Referring to FIGS. 3, 10 and 13, in the absence of power source 5, bulb 20 is gripped by restrictor element 21 of contact strip 15, forcing retainer lips 12' to be seated in guides 44 and 44' of reflector 19, with bulb terminal 37 seated in bulb retainer base 12. It is in this position that bulb 20 is generally held prior to the sale of the device. That is, most devices are sold sans the power source. The inherent "axial mobility" of bulb 20 with and without the power source is a distinguishing feature of the device of the present invention. That is, there is limited bulb movement in the traditional bumper block/screw shell arrangements employed heretofore. The dynamic positioning of the present invention is preferred for bulb protection, longer bulb life, and consistent bulb positioning. Heretofore, bulbs have been observed to be positioned off-center, tilted or cocked if bulb terminal 37 gets "caught" off-center in the bumper block spring. The contact between bulb terminal 37 and bulb retainer base 34 in the present invention is considered more reliable than the terminal/spring arrangement used heretofore in bumper block assemblies.
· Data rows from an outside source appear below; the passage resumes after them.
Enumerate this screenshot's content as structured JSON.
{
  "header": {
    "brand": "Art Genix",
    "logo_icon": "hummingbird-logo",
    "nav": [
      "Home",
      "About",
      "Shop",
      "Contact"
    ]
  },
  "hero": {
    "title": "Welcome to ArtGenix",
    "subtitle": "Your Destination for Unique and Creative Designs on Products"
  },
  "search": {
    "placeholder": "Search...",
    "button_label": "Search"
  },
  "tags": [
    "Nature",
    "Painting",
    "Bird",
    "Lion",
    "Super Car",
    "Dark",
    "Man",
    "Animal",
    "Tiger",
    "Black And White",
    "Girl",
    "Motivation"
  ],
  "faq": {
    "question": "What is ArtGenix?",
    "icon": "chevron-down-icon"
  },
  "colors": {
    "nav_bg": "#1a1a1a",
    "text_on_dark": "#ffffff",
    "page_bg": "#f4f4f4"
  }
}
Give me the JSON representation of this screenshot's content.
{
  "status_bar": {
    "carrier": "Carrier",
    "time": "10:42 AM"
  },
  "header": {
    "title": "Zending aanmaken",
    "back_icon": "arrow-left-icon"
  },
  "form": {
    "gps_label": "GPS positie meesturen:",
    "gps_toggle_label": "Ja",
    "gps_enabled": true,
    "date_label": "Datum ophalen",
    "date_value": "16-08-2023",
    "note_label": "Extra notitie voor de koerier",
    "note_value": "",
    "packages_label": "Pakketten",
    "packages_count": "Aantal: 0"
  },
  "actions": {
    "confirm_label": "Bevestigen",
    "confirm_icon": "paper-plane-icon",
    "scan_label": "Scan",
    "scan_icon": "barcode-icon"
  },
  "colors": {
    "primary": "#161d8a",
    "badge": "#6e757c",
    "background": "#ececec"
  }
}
Referring to FIGS. 2, 3, 8 and 9, to obtain optimum performance, the reflector 19 is integral with head assembly 1, and bulb retainer 12 is slidably mounted in slots 44 and 44' adjacent to reflector core aperture 16 located at the axis of the reflector. At this time it is noted that in each of FIGS. 2 and 3 slots 44 and 44' are shown displaced 180° for clarity. The correct positioning of slots 44 and 44' is shown in FIGS. 4, 8 and 9. Electrical contact strip 15 engages bulb 20 by means of restrictor element 21 and holds bulb 20 in aperture 16 along with bulb retainer 12. Preferably contact strip 15 circumvents bulb 20 with restrictor element 21 which also grips bulb 20 and positions bulb 20 in aperture 16, and holds lips 12' of bulb retainer 12 seated against reflector 19 in guides 44 and 44'.
The surface 26 of reflector 19 is preferably a smooth metallic finish generally produced by some form of metalizing such as vacuum metalizing. The metalizing of a portion of the plastic surface of reflector 19 results in a static charge being built-up on the resulting reflective surface which makes it particularly susceptible to contamination by dust. In addition, this surface can be permanently contaminated if it is touched by the consumer during bulb or power source replacement. Therefore, as illustrated in FIGS. 2 and 3, the reflector surface 26 is provided with lens 22 which is press-fitted under detents 22a at the periphery of the reflector 19.